Oh, I can hear the sigh from my viewers now saying "another salad". But as I believe I have mentioned before that salad can be made from just about anything. That's because the actual definition of salad is:
A dish consisting of small pieces of food, which may be mixed with a sauce or dressing. They are typically served cold. Salads can incorporate a variety of foods including vegetables, fruits, cheese, cooked meat, eggs and grains.
Now that is a versatile beauty!! Which is why I love SALAD, and why I make salad out of anything. And why I will continue to post interesting combinations to create salads, hopefully inspiring you to combine small bits, dress them up and give them a name followed by 'salad'.

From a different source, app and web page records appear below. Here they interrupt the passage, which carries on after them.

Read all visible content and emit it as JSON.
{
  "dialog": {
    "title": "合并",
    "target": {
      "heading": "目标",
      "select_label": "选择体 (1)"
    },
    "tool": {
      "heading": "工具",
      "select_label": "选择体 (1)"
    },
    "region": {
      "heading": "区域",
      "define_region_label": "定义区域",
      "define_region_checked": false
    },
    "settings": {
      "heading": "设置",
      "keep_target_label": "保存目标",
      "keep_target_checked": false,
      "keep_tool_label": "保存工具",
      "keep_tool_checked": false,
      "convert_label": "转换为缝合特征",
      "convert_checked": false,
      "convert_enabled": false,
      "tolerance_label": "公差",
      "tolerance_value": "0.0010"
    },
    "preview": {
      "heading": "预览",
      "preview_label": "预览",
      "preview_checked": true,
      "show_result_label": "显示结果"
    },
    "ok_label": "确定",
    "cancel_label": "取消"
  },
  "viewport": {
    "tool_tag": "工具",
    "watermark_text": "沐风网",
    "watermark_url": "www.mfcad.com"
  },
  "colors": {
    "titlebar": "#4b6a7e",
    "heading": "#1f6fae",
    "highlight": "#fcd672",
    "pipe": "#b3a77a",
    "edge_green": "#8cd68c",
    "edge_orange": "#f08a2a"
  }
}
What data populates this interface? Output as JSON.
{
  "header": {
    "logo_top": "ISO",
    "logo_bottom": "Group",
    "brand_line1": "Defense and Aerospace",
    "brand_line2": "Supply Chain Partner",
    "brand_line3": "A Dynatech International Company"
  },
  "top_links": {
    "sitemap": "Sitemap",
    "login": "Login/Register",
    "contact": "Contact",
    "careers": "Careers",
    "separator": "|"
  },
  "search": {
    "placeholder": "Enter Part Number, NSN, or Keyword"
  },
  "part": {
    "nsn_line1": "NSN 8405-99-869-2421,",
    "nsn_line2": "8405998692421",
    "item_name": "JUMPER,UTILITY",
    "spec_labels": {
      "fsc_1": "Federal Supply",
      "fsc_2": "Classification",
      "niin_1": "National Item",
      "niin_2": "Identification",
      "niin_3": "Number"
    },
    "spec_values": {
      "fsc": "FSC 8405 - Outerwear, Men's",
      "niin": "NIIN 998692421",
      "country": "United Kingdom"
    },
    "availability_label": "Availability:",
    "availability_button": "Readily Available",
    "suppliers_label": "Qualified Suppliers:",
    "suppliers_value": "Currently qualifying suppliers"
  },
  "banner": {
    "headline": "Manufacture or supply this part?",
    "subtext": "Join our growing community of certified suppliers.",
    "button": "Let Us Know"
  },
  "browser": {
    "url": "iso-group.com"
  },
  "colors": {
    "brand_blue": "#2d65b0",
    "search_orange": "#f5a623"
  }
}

Now this may sound super corny, but during the summer months I wake up on Saturdays a bit giddy. This is wholly due to the fact that our town hosts a farmer's market. I get my large wicker basket that I bought in Spain, many moons ago and off I got in search of something interesting. I suppose the idea of shopping for what's fresh reminds me of those days I lived in Spain when we used to shop on a daily basis. It was the genesis of my love and preference for buying from local markets rather than going to a supermarket. Wherever we go, we try to visit the local market just to get a feel for the food, culture and beauty. The markets in Europe are a bit different as
they literally have everything from meat to fish to veggies and nuts. Yet whether in a foreign country or right here in the US, if there's a farmer's market, I make a bee line. Call me old fashioned, it's ok. I already know it.
Here's a little sampling of various markets.
So with that back story, and back from my trip down memory lane, the motivation for this one stemmed from spotting fresh corn at the farmer's market, and with it being in season I knew it needed to be the star. I picked up a few other supporting characters and home I went.
Makes approx. 8 cups
6 fresh corn on the cob
3 medium white potatoes
1 English or 4 Persian cucumbers
1/4 c fennel, sliced
3 celery stalks, sliced
5 scallions, thinly sliced
1/2 small red onion, minced
1 (28 oz) can chick peas, drained
1 lemon, juiced
1 lime, juiced
zest of 1 lemon
1/3 c olive oil
red pepper flakes, pinch
4-5 tbsp fresh mint, julienned
Cut the potatoes into bite size cubes (as shown above) and cook them in salted boiling water until fork tender. Drain and set aside. Lightly oil 3 of the corn cobs and grill them on all sides.
In a large bowl, squeeze the juices of the lemon and limes plus the zest. Add salt, pepper and pinch of red pepper flakes and the mint. Drizzle in the olive oil and whisk together. (If you think there might be too much dressing, pour some into a jar to reserve and add as needed.) Add the potatoes and chick peas to the bowl.
This allows them to absorb the dressing and get yummy while you are prepping the other ingredients.
Meanwhile, cut the kernels off the remaining 3 cobs. Slice the scallions, celery, fennel and cut the cucumber into chunks. Mince the red onion and toss all these in a bowl.
Once the cobs are grilled, still warm but cool enough to handle, cut the kernels off of those and add to the salad.
Stir it all up and see if you need to add more dressing or adjust salt, pepper to taste.
Of course, this salad is at it's best when corn is in season. Right NOW. So hurry to your farmer's market to pick up some corn and serve up it 2 ways in 1 salad: Fresh & Roasted. Plus the farmer's market is a wonderful place to be inspired by all the gorgeous produce waiting to be made into something from your imagination. As with many of my salads, they pair nicely with grilled meats, chicken or fish. I brought this salad to party and it fit in right along an array of BBQ hamburgers, hot dogs and wings. Plus, I was thrilled when several guests asked for the recipe.
My answer; it will be my next blog post. Voilá, as promised.
(Note: if you don't feel like grilling the corn, then don't. This recipe is just as delicious if you use all the corn fresh off the cob. Remember my recipes are just guides. Add, subtract, mix and match as you see fit. That is the beauty of the something from nothing cooking. You use what you have, in the amounts that you have and harmonize all the other ingredients to your liking.)